Milo is, again, operating under totally different expectations for how a banquet like this is supposed to go. Speeches aren’t normally a person’s dinner order, and Milo had no way of knowing that, since nobody told him. So, Milo is certainly at a disadvantage here, but it’s also important to note that nobody thought to let Milo in on some of the local customs. Milo is learning a lot, but mostly just that everything he says is going to be taken literally here.

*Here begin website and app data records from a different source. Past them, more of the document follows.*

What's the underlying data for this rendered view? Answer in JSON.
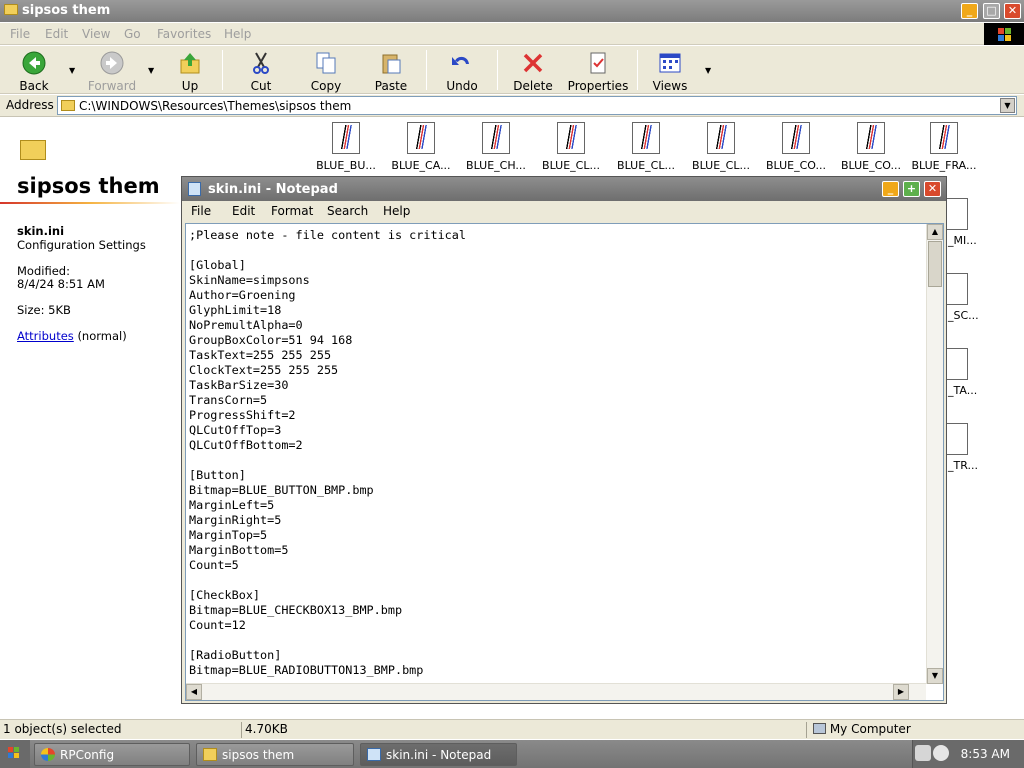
{
  "explorer": {
    "title": "sipsos them",
    "menu": [
      "File",
      "Edit",
      "View",
      "Go",
      "Favorites",
      "Help"
    ],
    "toolbar": {
      "back": "Back",
      "forward": "Forward",
      "up": "Up",
      "cut": "Cut",
      "copy": "Copy",
      "paste": "Paste",
      "undo": "Undo",
      "delete": "Delete",
      "properties": "Properties",
      "views": "Views"
    },
    "address": {
      "label": "Address",
      "value": "C:\\WINDOWS\\Resources\\Themes\\sipsos them"
    }
  },
  "left_panel": {
    "folder_title": "sipsos them",
    "file_name": "skin.ini",
    "file_type": "Configuration Settings",
    "modified_label": "Modified:",
    "modified_value": "8/4/24 8:51 AM",
    "size": "Size: 5KB",
    "attributes_link": "Attributes",
    "attributes_value": "(normal)"
  },
  "files": [
    "BLUE_BU...",
    "BLUE_CA...",
    "BLUE_CH...",
    "BLUE_CL...",
    "BLUE_CL...",
    "BLUE_CL...",
    "BLUE_CO...",
    "BLUE_CO...",
    "BLUE_FRA..."
  ],
  "files_clipped": [
    "_MI...",
    "_SC...",
    "_TA...",
    "_TR..."
  ],
  "notepad": {
    "title": "skin.ini - Notepad",
    "menu": [
      "File",
      "Edit",
      "Format",
      "Search",
      "Help"
    ],
    "content": ";Please note - file content is critical\n\n[Global]\nSkinName=simpsons\nAuthor=Groening\nGlyphLimit=18\nNoPremultAlpha=0\nGroupBoxColor=51 94 168\nTaskText=255 255 255\nClockText=255 255 255\nTaskBarSize=30\nTransCorn=5\nProgressShift=2\nQLCutOffTop=3\nQLCutOffBottom=2\n\n[Button]\nBitmap=BLUE_BUTTON_BMP.bmp\nMarginLeft=5\nMarginRight=5\nMarginTop=5\nMarginBottom=5\nCount=5\n\n[CheckBox]\nBitmap=BLUE_CHECKBOX13_BMP.bmp\nCount=12\n\n[RadioButton]\nBitmap=BLUE_RADIOBUTTON13_BMP.bmp"
  },
  "status": {
    "selection": "1 object(s) selected",
    "size": "4.70KB",
    "zone": "My Computer"
  },
  "taskbar": {
    "tasks": [
      "RPConfig",
      "sipsos them",
      "skin.ini - Notepad"
    ],
    "clock": "8:53 AM"
  },
  "colors": {
    "title_bar": "#8a8a8a",
    "accent_minimize": "#f0a819",
    "accent_close": "#d94a2c",
    "link": "#0000cc"
  }
}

The duke offers Milo somersault (which improves the flavor). Passing the breadbasket, the minister and duke suggest he have a ragamuffin or a synonym bun. As the advisors continue to make suggestions, the earl chokes—and when his fellows tease him, all five start a fistfight under the table. King Azaz threatens to banish all of them, so they stop and apologize. The rest of the meal is silent until the smell of dessert wafts in. The King says the pastry chefs have been working tirelessly in the half bakery. Milo asks what a half bakery is (it’s where half-baked ideas come from). Milo doesn’t know what a half-baked idea is either. By this point, carts have arrived with cakes and everyone jumps up to get one.
Despite their powerful positions, the advisors read as far less mature than Milo, an actual child. It’s possible to see this as yet another symptom of the princesses’ absence, as people are operating without “rhyme or reason.” The advisors are using wordplay with the breadbasket: “ragamuffin” sounds like an edible “muffin” but actually means someone wearing ragged clothes. “Synonym bun” is a play on “cinnamon bun,” with “synonym” humorously meaning a word with a similar definition to another word. These expressions also go right over Milo’s head, because he seems not to know what these words actually mean, just as he struggles to understand what a half-baked idea is. In this case, he discovers that they’re actual cakes that are half-baked, rather than incomplete ideas. When Azaz is so annoyed that Milo doesn’t know any of these things, it shows that Azaz isn’t adept at helping people with a more limited grasp of something figure things out.
The Humbug says the half-baked ideas are tasty, but not always agreeable. He hands a cake to Milo that’s been iced with the words “THE EARTH IS FLAT.” The Spelling Bee muses that people used to swallow that one, but it’s not popular anymore. He nibbles one that reads, “THE MOON IS MADE OF GREEN CHEESE.” Tock advises Milo not to eat too many so he won’t get sick. Milo decides to wrap one up for later. He selects, “EVERYTHING HAPPENS FOR THE BEST.”
What the Humbug and Tock say about half-baked ideas gets at an important point: half-baked ideas (meaning incomplete ideas) are often nice, but that doesn’t make them true. And eating too many, or taking them too seriously, can lead to serious consequences. Fortunately for Milo, he’s operating with more sense than his fellows, so he knows to treat these ideas with caution and take Tock’s advice.